**INSTRUCTIONS FOR THE TASK:** Each line below that includes the word "JSON" is to be reported.

____________________

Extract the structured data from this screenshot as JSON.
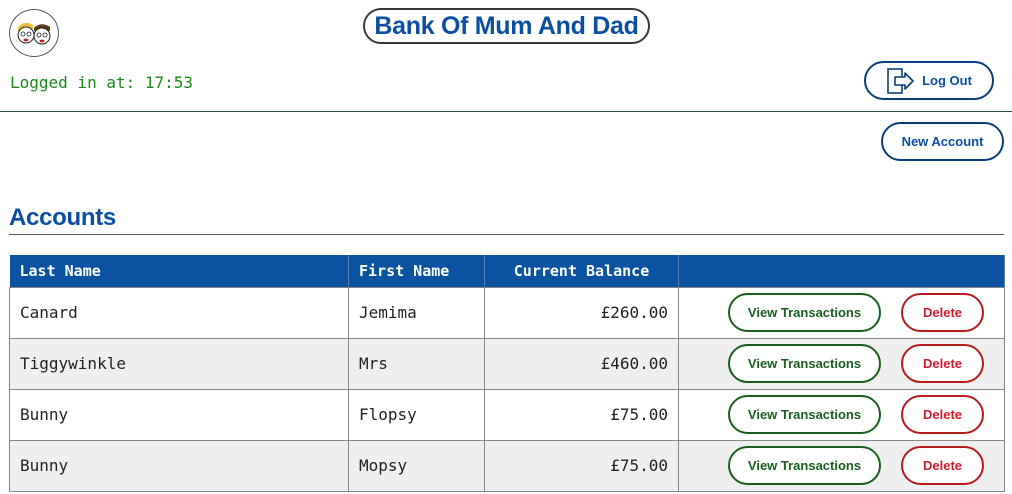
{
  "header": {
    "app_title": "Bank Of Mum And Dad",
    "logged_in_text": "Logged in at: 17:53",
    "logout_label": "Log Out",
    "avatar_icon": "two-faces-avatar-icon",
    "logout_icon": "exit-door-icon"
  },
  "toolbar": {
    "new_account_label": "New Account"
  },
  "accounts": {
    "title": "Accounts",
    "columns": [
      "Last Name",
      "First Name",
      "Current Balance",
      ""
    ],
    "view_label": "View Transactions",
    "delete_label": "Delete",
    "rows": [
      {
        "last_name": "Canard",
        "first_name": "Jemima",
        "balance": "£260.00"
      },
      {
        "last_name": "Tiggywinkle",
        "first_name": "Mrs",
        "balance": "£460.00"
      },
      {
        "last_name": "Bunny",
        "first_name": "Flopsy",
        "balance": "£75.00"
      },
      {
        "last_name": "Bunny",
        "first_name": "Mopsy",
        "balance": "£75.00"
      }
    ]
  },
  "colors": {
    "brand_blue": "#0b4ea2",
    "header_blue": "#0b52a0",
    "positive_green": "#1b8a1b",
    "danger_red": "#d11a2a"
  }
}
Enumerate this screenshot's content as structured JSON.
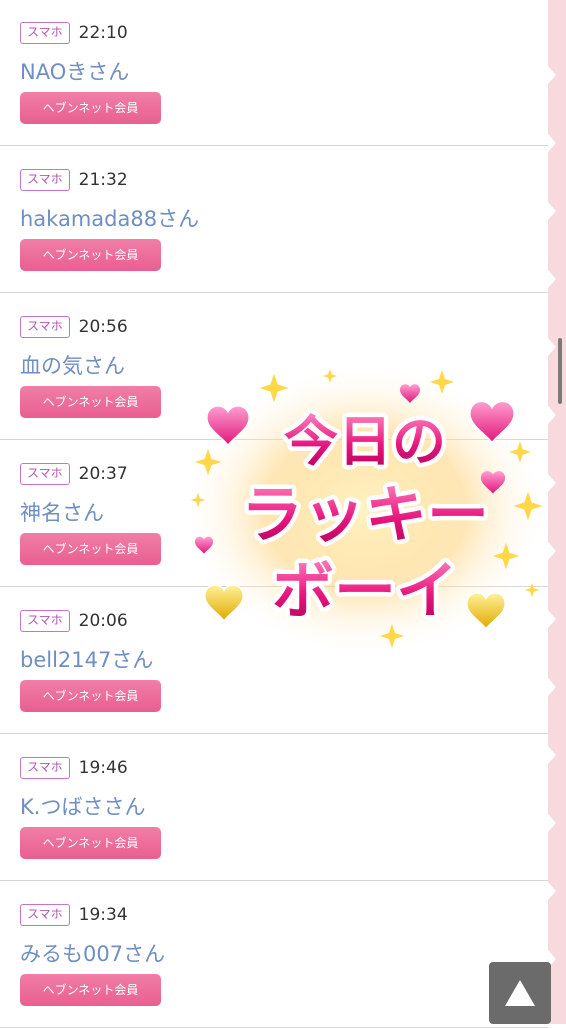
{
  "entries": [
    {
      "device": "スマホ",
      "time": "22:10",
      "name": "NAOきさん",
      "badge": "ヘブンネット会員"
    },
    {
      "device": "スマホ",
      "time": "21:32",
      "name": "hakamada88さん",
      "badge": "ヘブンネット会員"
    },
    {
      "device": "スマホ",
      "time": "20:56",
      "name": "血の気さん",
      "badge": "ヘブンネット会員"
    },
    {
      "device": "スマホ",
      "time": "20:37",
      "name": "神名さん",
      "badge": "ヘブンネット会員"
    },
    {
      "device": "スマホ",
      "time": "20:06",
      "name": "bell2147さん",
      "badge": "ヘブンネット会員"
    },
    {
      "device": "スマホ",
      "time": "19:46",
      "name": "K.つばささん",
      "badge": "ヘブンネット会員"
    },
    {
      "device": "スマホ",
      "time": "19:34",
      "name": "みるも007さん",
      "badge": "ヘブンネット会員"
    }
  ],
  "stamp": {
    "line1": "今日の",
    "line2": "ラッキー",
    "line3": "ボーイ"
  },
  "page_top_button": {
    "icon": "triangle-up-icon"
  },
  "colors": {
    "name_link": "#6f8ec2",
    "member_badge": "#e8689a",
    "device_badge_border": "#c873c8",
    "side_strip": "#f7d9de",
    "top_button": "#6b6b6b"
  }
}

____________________

**EXERCISE ANSWER:**
Extract the structured data from this screenshot as JSON.
Enumerate this screenshot's content as structured JSON.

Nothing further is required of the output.